Five lessons about teaching an online course
Fourteen years ago, I was invited by York University to develop a social work course on mental health. It was a milestone for the School of Social Work, because they’d never offered a course online before. Now, as a veteran of online instruction, I asked myself what I’ve learned about teaching online. Here are five lessons, Buzzfeed style.
One: Students have busy, complicated lives
Students squeeze material into unbelievable schedules that include classes, homework, jobs and family responsibilities and are often forced to choose between them. With online courses, students needn’t make that choice. There’s an implied understanding that “you can do it all,” since your classroom is available 24/7.
The students in our classrooms are busy, but the online cohort seems to attract a whole new breed of busy. If you decide to teach an online course, being mindful of the many demands our students are under will make you a more compassionate teacher — and students do sense that.
Two: Students don’t read course outlines so you need to repeat key instructional material
“It’s all there in the course outline,” you say. Well that’s a bit like saying that the terms of your cellphone agreement are clearly outlined, and in Section A; Subsection 2.3, it clearly states you’ve agreed to pay a pound of flesh for roaming.
No one reads those agreements and no one reads every word of your course outline. The difference is that in a physical classroom, you can read it aloud to your students on the first day of class, whereas, with an online course, your recourse is to highlight key points and send them in emailed reminders. I suppose you could post a video showing you reading your course outline aloud. Let me know when someone watches it.
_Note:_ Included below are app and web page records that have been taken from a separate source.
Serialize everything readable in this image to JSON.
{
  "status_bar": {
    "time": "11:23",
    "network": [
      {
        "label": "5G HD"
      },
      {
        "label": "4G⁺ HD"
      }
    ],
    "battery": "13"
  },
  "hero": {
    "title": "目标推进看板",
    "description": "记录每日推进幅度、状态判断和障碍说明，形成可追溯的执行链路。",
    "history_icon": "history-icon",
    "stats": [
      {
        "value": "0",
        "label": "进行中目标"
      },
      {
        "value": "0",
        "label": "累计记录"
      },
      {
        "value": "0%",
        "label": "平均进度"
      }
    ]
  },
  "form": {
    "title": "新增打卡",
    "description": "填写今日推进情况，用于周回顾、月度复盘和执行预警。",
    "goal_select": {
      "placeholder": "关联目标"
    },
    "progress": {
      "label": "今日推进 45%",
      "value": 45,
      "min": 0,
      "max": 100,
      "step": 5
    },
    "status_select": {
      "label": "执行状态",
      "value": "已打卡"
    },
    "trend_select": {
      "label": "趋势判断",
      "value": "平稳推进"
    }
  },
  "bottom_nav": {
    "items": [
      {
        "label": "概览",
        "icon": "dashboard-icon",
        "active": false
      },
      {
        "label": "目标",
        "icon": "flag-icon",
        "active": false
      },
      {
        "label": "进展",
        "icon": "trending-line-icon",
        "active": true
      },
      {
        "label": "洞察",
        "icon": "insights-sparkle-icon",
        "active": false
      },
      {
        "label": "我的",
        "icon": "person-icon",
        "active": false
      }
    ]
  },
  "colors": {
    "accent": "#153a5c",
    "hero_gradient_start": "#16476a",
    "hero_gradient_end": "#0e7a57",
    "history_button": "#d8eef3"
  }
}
Three: Group work is painful but worthwhile (maybe)
Small groups facilitate active learning by encouraging students to articulate and mentally manipulate ideas relevant to the course. Moreover, groups are an essential part of social work as a discipline. The vast majority of social workers work in teams of one kind or another. In recognition of that fact, part of social work training isn’t just enhancing content expertise but developing so-called soft skills — whether that’s teamwork, appropriate time management, or project planning.
However, knowing that group work is important is one thing and implementing it is quite another. In-class group work is a bit of a pain. You assign groups, but not everyone’s there on the first class. You provide time to work on group projects in class but rarely are all group members present. Groups have fights and you, the instructor, must mediate. Students drop the course but don’t tell their group, whose remaining members are frantically trying to include everyone and distribute work fairly. Peer evaluation helps keep everyone accountable, but it’s not a panacea.
These problems are only compounded in online environments. No one sees each other and there’s something to be said for the accountability that develops with rapport. Furthermore, students have to find a virtual space in which to collaborate, which has its own challenges. And there’s always the “I don’t check that email address” problem that seems minor, yet is somehow insurmountable.
However, group work still meets many pedagogical goals that are difficult to meet with individual assignments. Groups also give students opportunities to demonstrate their knowledge in a medium other than the standard academic essay, which may not be their strong suit. Finally, to be honest, for faculty, marking a fifth of the assignments is a welcome reprieve from the full complement of essays.
Four: You don’t get to know the students as well as you’d like
You don’t see them. You don’t get to know their names. Avatars help, but many students won’t upload one. Moreover, online classes tend to be large. Large classes mean it’s extremely difficult to build relationships, and relationships are key to learning success. I feel as if this is the greatest weakness to online-only classes.
If you have discussion topics, it helps to break everyone into groups so that students only see the posts for people in their group, making their relationships manageable. However, you then experience problems inherent in group work.
When you don’t know your students and they don’t know you, it’s incredibly difficult to identify where the learning gaps are. In class, when you lecture and hear silence, you can check in. There’s a dynamism that’s possible in person, but challenging to create in cyberspace. In class, you can also be sensitive to the nuances of tone and facial expression in ways that aren’t possible through a computer screen.
Yes, issues about email and miscommunication are old news. When you multiply them times 100, however, it’s a different experience, both quantitatively and qualitatively.
Five: Teaching online has its rewards
All frustrations aside, I’d recommend trying it. Besides the obvious, “Hey, I don’t have to go to class today!” perk, teaching online allows you to connect with students you wouldn’t have ordinarily had the opportunity to teach. While it’s true that you don’t get to know them very well, you do see a huge diversity of thought — some of it quite enriching — in papers and on discussion boards.
The accessibility of online education is responsible for the vigour that comes with including people who are often marginalized. Shift workers, single parents, consumer-survivors, students in rural areas, all of whom would struggle with the expectations of a traditional classroom for various reasons, are provided with an opportunity to participate. That alone makes it all worthwhile.
By William Woolrich, a part-time professor of Social Work in the Faculty of Liberal Arts & Professional Studies. Currently, he is teaching the online course, Current Issues in Mental Health.